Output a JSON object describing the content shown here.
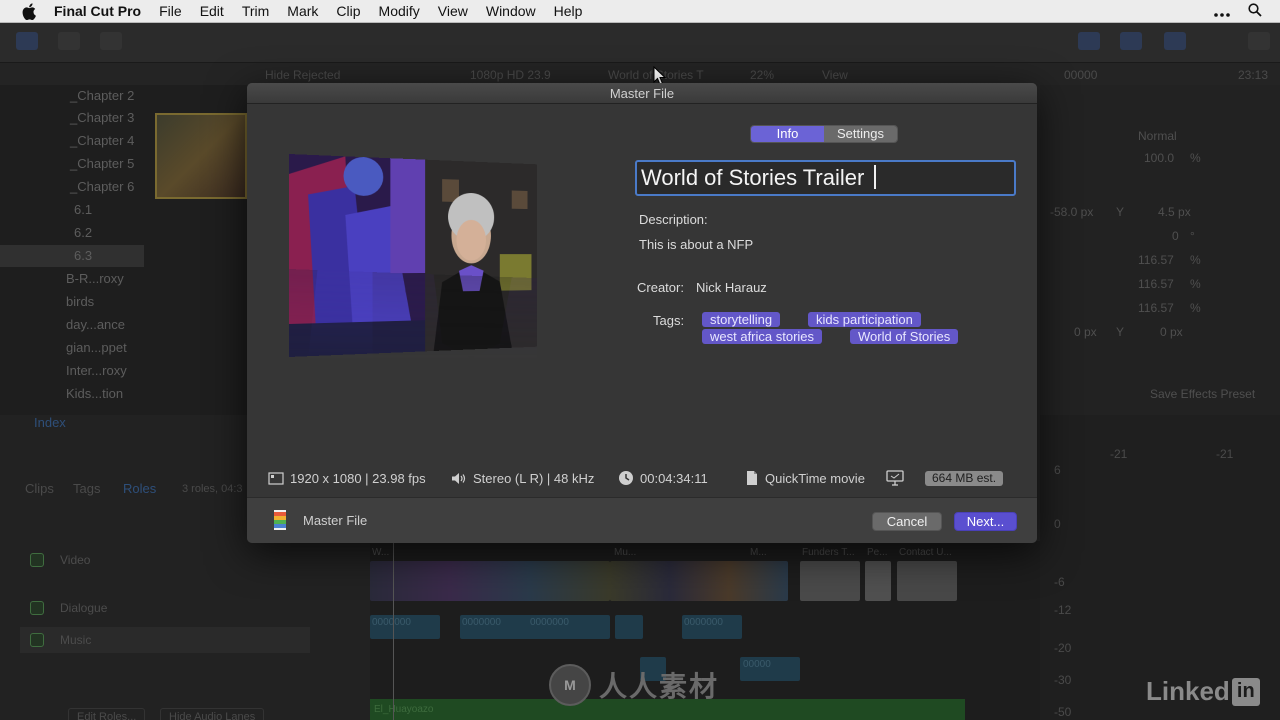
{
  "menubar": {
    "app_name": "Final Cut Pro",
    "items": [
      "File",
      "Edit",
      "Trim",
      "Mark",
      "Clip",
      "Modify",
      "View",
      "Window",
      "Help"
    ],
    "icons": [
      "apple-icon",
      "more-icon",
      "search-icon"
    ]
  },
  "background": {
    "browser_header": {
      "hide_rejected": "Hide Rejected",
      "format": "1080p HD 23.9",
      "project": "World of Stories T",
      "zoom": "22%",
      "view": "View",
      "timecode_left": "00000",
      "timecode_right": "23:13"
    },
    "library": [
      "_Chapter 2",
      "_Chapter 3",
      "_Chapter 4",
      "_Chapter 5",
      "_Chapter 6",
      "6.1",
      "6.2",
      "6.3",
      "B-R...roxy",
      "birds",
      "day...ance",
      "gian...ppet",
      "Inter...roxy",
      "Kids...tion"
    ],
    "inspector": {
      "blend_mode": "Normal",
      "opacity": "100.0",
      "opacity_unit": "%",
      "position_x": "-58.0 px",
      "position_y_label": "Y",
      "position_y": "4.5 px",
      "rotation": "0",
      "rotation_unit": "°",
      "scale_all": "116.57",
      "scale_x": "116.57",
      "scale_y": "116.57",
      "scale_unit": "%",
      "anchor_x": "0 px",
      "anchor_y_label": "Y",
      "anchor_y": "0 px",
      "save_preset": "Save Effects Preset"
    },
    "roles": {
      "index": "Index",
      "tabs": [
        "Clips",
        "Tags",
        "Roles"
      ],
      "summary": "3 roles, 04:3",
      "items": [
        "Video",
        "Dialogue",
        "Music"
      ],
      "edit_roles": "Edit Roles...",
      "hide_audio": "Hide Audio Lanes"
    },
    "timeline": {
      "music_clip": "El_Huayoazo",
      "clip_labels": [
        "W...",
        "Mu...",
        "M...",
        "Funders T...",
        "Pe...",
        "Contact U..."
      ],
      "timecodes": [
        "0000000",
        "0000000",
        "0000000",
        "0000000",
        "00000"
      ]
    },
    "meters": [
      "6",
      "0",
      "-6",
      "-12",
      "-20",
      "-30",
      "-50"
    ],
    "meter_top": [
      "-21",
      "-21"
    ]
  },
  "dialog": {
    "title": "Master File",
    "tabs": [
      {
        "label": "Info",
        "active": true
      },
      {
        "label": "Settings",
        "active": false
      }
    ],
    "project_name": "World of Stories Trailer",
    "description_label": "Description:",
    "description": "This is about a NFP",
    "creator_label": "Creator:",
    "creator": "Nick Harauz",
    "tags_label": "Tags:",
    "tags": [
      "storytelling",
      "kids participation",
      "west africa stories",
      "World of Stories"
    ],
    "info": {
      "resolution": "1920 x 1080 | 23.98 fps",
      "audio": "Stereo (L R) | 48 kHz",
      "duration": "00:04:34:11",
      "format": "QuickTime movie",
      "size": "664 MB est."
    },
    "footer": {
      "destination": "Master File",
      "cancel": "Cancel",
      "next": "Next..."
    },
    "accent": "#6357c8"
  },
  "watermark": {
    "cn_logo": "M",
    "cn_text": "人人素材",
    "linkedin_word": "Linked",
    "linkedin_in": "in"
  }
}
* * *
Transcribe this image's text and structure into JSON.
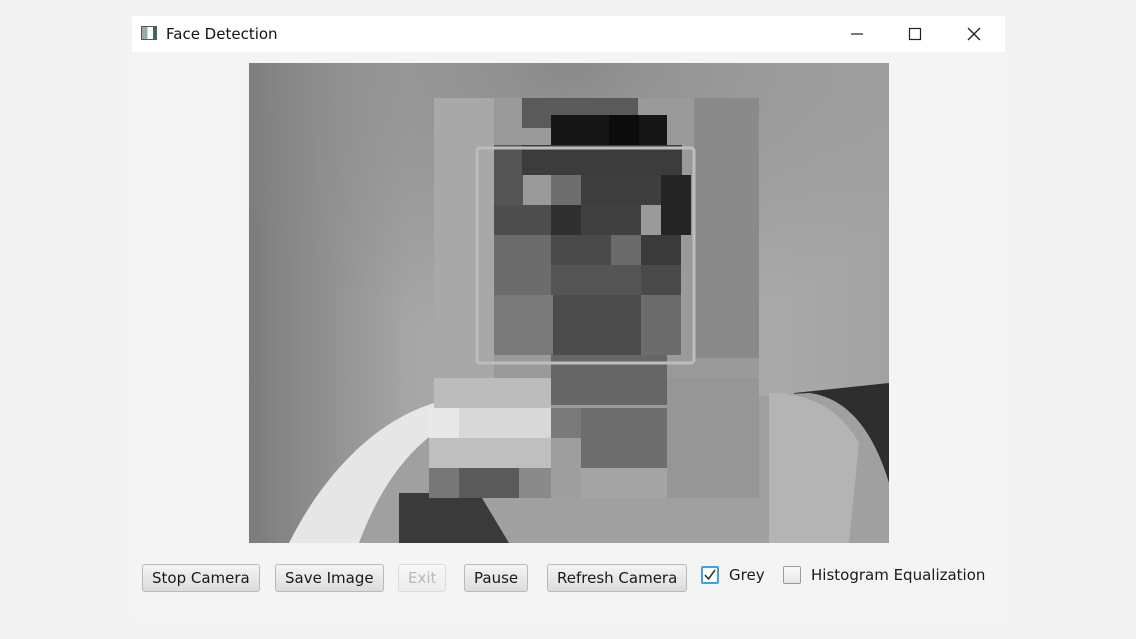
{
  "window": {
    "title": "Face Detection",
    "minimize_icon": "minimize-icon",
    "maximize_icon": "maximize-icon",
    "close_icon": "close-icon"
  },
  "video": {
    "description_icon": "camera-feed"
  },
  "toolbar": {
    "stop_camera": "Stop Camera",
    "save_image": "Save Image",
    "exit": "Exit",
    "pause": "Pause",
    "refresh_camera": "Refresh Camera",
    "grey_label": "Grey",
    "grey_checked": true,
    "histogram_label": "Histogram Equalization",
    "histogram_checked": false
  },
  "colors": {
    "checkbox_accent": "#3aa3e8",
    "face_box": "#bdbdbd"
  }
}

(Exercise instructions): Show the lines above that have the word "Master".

(Response to the task):
    "title": "Master File",
      "destination": "Master File",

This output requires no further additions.